Women’s Health in the Workplace

By McKenzie Schwark
Women's Health

Women have specific health care needs that aren’t always addressed in the average health care or benefits package. Companies have a unique ability to address women’s health care concerns and make health and wellness more accessible and attainable for female employees.

Heart disease and cancer are the leading causes of death for women, and those numbers are likely to rise since so many have missed screenings or other preventative appointments due to the pandemic. One-third of reproductive-age women now suffer from some kind of chronic condition. But accessible help, care, and prevention can be addressed where women spend the majority of their week: the workplace. Here are some suggestions of ways to address women’s specific health concerns in the workplace.

1. Provide gym memberships, or fitness reimbursement program

Exercise and movement have a ton of proven benefits. Some time at the gym, in a fitness class, or getting some kind of movement throughout the day can improve mental health, improve bone and muscle function, and prevent some cardiovascular diseases and cancers. Memberships can be expensive, and employees may not feel motivated to go given the cost. Consider offering some kind of reimbursement program to help offset the cost.

2. Consider onsite mammograms

One in eight women is diagnosed with breast cancer. Early detection is hugely important, but many women don’t make their yearly mammograms.
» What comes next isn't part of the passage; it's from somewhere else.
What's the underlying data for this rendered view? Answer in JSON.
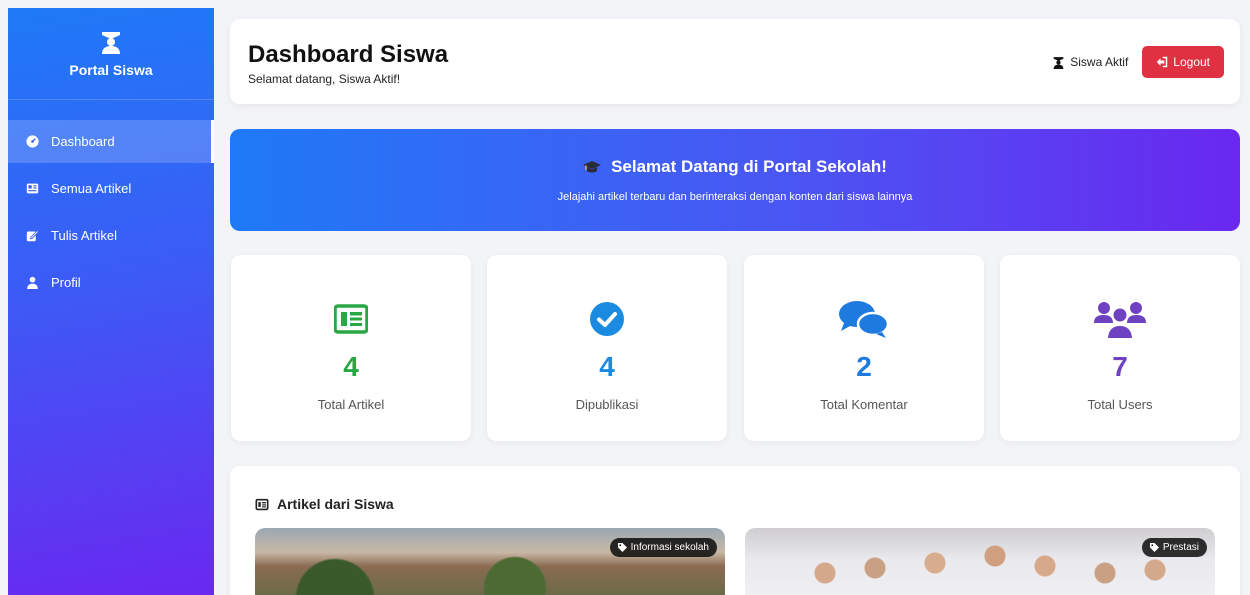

Some companies offer mobile mammograms and cancer screenings, so instead of going to the doctor’s office, the doctor’s office comes to you. This is a great way to ensure screenings are easily accessible for your employees and keeps them from having to schedule and take time out of their busy schedules to get one of these imperative screenings.

3. Take mental health concerns seriously

Burnout has been a major issue for working women, especially over the last few years. Conversations about mental health in the workplace are becoming more commonplace, and many businesses are implementing programs to help employees take better care of their mental and emotional health. Read our story on how to address mental health concerns in the office.

4. Review your maternity leave policies

Maternity and parental leave policies have also made major headlines over the last several years and sparked a lot of debate about their importance. Women have more options than ever when it comes to career and motherhood, and for women who want to embrace both, it is important to have programs and policies in place that make those choices possible. The U.S. does not have a federally mandated paid maternal or family leave policy, so individual workplaces have the opportunity to directly address this and make it possible for women.

5. Consider menopausal care

Although not every female employee will need or take advantage of maternity or fertility care, every one will experience menopause. Menopause is a major change to a woman’s reproductive and overall health, but is rarely discussed in the open. Read our interview with Gennev founder Jill Angelo for more on the importance of addressing menopause, and some easy ways managers can better do so!

Women have unique needs when it comes to health and wellness, and businesses and managers have a unique ability to address those needs. Women have made great strides in the workplace, and retaining top female talent will require addressing those unique concerns head-on. A healthy employee is a happy, long-term employee!